▶ HOW TO COMPLETE THIS TASK
Where the word "JSON" appears in a line below, copy the whole line.

▶ RECORD EXCERPTS
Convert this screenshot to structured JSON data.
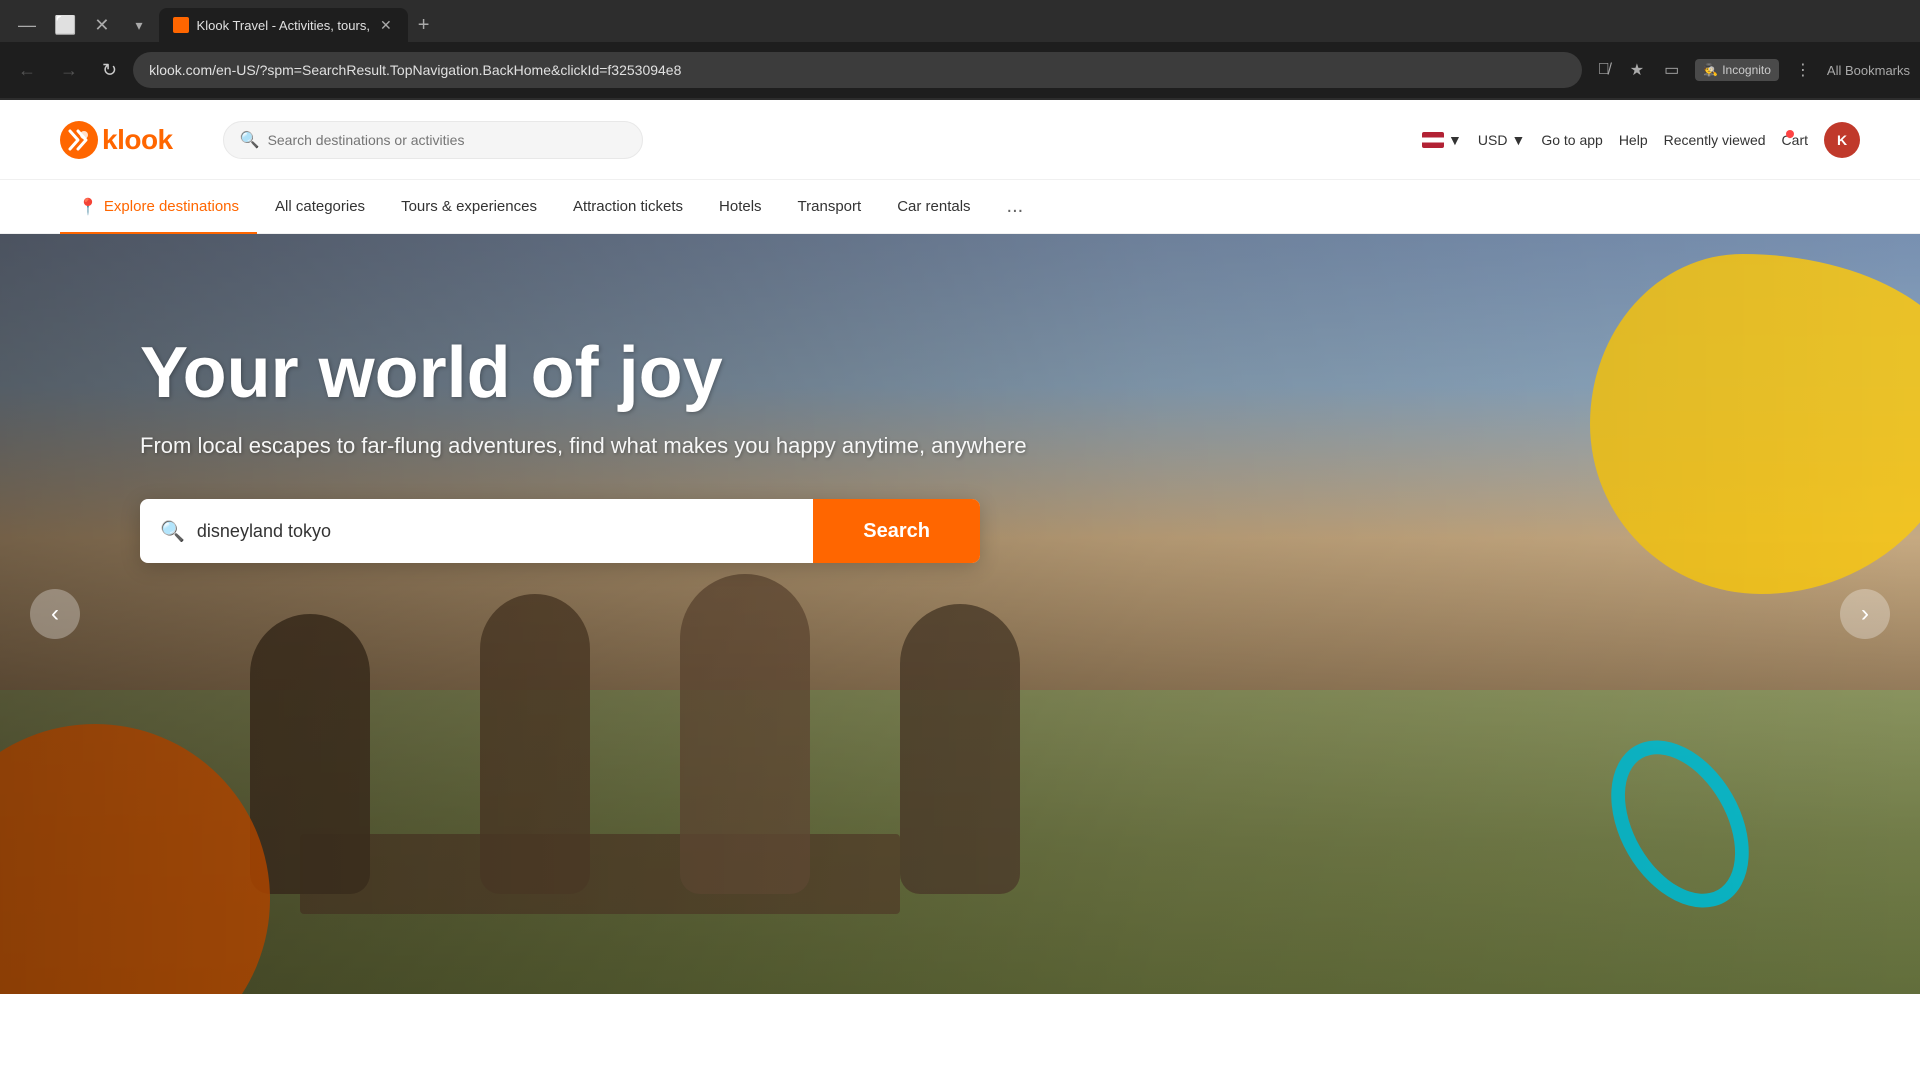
{
  "browser": {
    "tab_title": "Klook Travel - Activities, tours,",
    "url": "klook.com/en-US/?spm=SearchResult.TopNavigation.BackHome&clickId=f3253094e8",
    "new_tab_label": "+",
    "back_btn": "←",
    "forward_btn": "→",
    "refresh_btn": "↻",
    "incognito_label": "Incognito",
    "bookmarks_label": "All Bookmarks"
  },
  "header": {
    "logo_text": "klook",
    "search_placeholder": "Search destinations or activities",
    "lang_label": "USD",
    "currency_label": "USD",
    "goto_app_label": "Go to app",
    "help_label": "Help",
    "recently_viewed_label": "Recently viewed",
    "cart_label": "Cart"
  },
  "nav": {
    "items": [
      {
        "id": "explore",
        "label": "Explore destinations",
        "has_icon": true
      },
      {
        "id": "categories",
        "label": "All categories",
        "has_icon": false
      },
      {
        "id": "tours",
        "label": "Tours & experiences",
        "has_icon": false
      },
      {
        "id": "attraction",
        "label": "Attraction tickets",
        "has_icon": false
      },
      {
        "id": "hotels",
        "label": "Hotels",
        "has_icon": false
      },
      {
        "id": "transport",
        "label": "Transport",
        "has_icon": false
      },
      {
        "id": "car",
        "label": "Car rentals",
        "has_icon": false
      },
      {
        "id": "more",
        "label": "...",
        "has_icon": false
      }
    ]
  },
  "hero": {
    "title": "Your world of joy",
    "subtitle": "From local escapes to far-flung adventures, find what makes you happy anytime, anywhere",
    "search_placeholder": "disneyland tokyo",
    "search_btn_label": "Search",
    "arrow_prev": "‹",
    "arrow_next": "›"
  }
}
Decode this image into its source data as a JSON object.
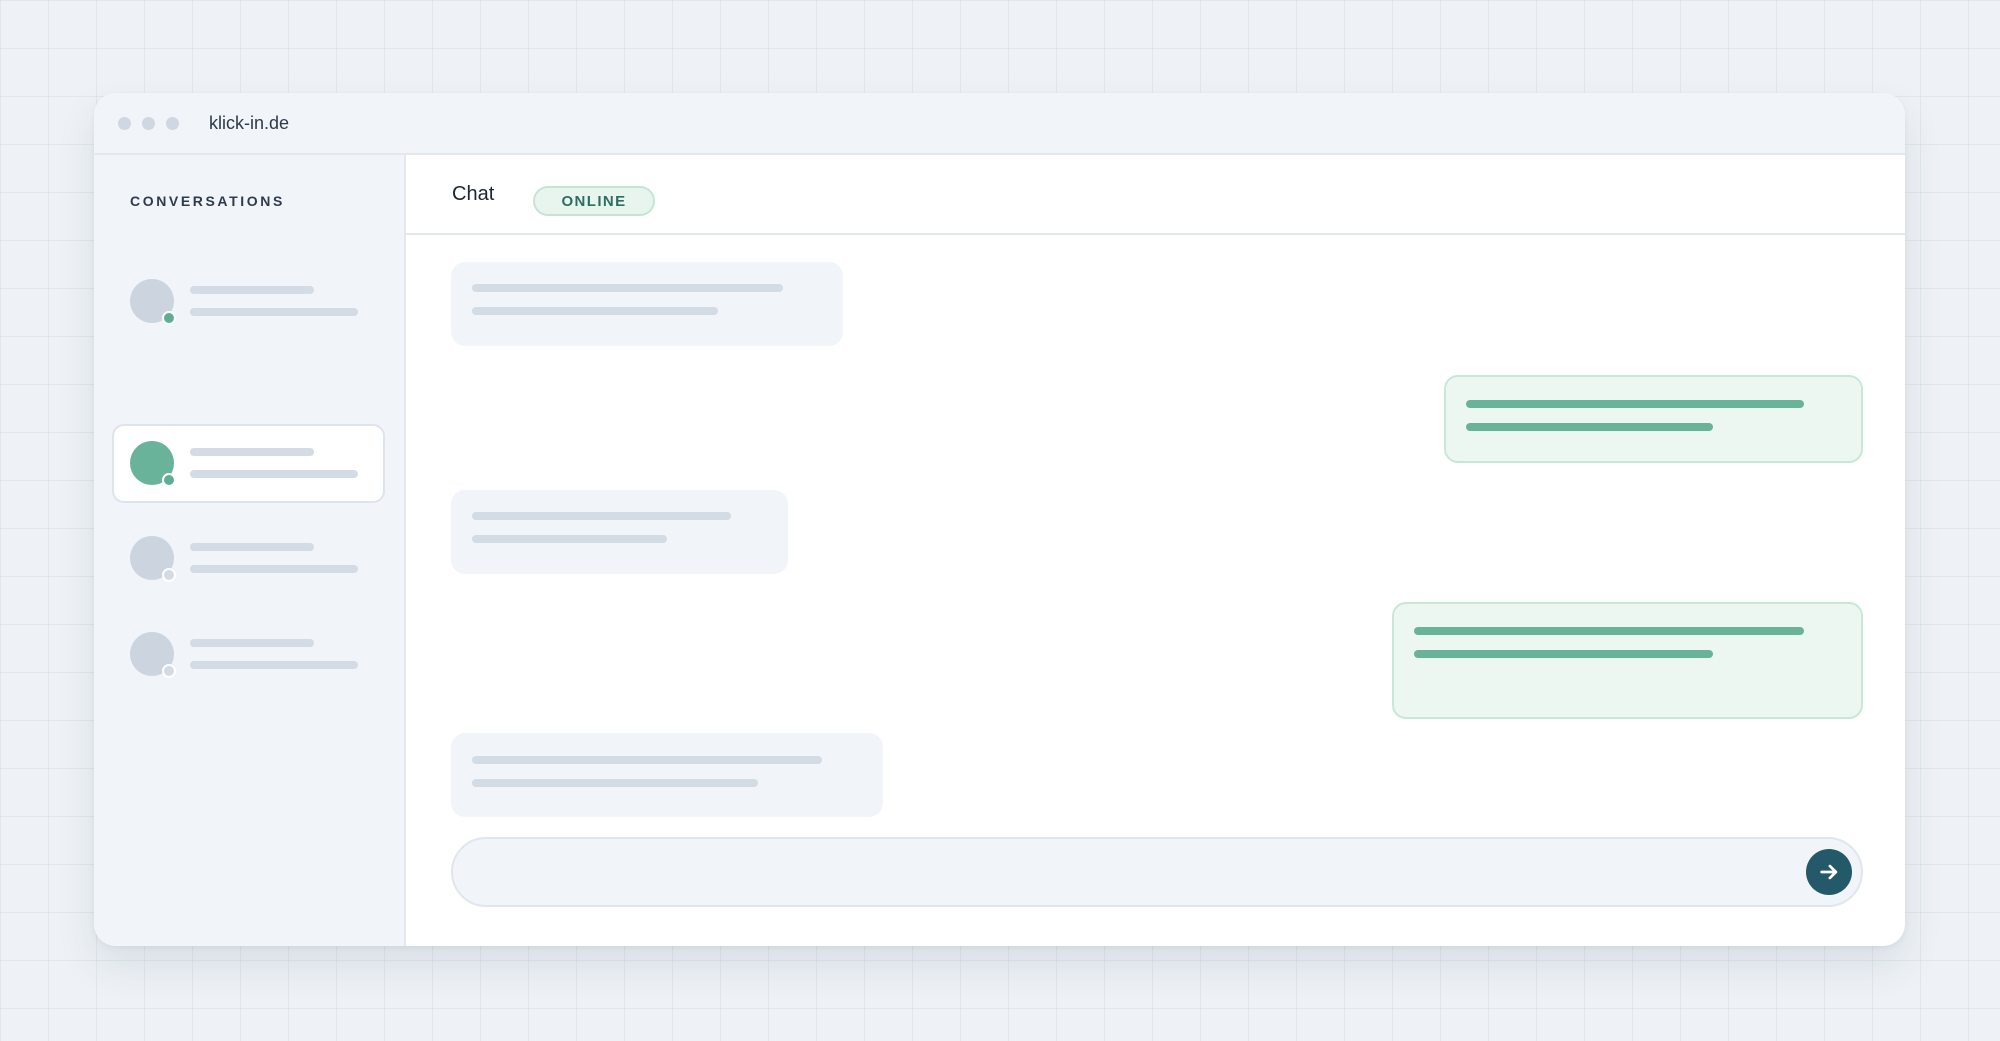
{
  "window": {
    "url": "klick-in.de"
  },
  "sidebar": {
    "title": "CONVERSATIONS",
    "conversations": [
      {
        "active": false,
        "avatar_color": "#cbd4df",
        "status": "online",
        "status_color": "#5fae92"
      },
      {
        "active": true,
        "avatar_color": "#6ab39b",
        "status": "online",
        "status_color": "#5fae92"
      },
      {
        "active": false,
        "avatar_color": "#cbd4df",
        "status": "offline",
        "status_color": "#d3dbe5"
      },
      {
        "active": false,
        "avatar_color": "#cbd4df",
        "status": "offline",
        "status_color": "#d3dbe5"
      }
    ]
  },
  "header": {
    "title": "Chat",
    "status_badge": "ONLINE"
  },
  "messages": [
    {
      "direction": "incoming"
    },
    {
      "direction": "outgoing"
    },
    {
      "direction": "incoming"
    },
    {
      "direction": "outgoing"
    },
    {
      "direction": "incoming"
    }
  ],
  "composer": {
    "send_icon": "arrow-right-icon"
  },
  "colors": {
    "accent": "#6ab39b",
    "send_button": "#24596a",
    "badge_text": "#2c6e60",
    "skeleton": "#d3dbe5",
    "panel": "#f1f4f8"
  }
}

▶ ANSWER TO THIS EXERCISE
Convert this screenshot to structured JSON data.
Decode this image into its source data as a JSON object.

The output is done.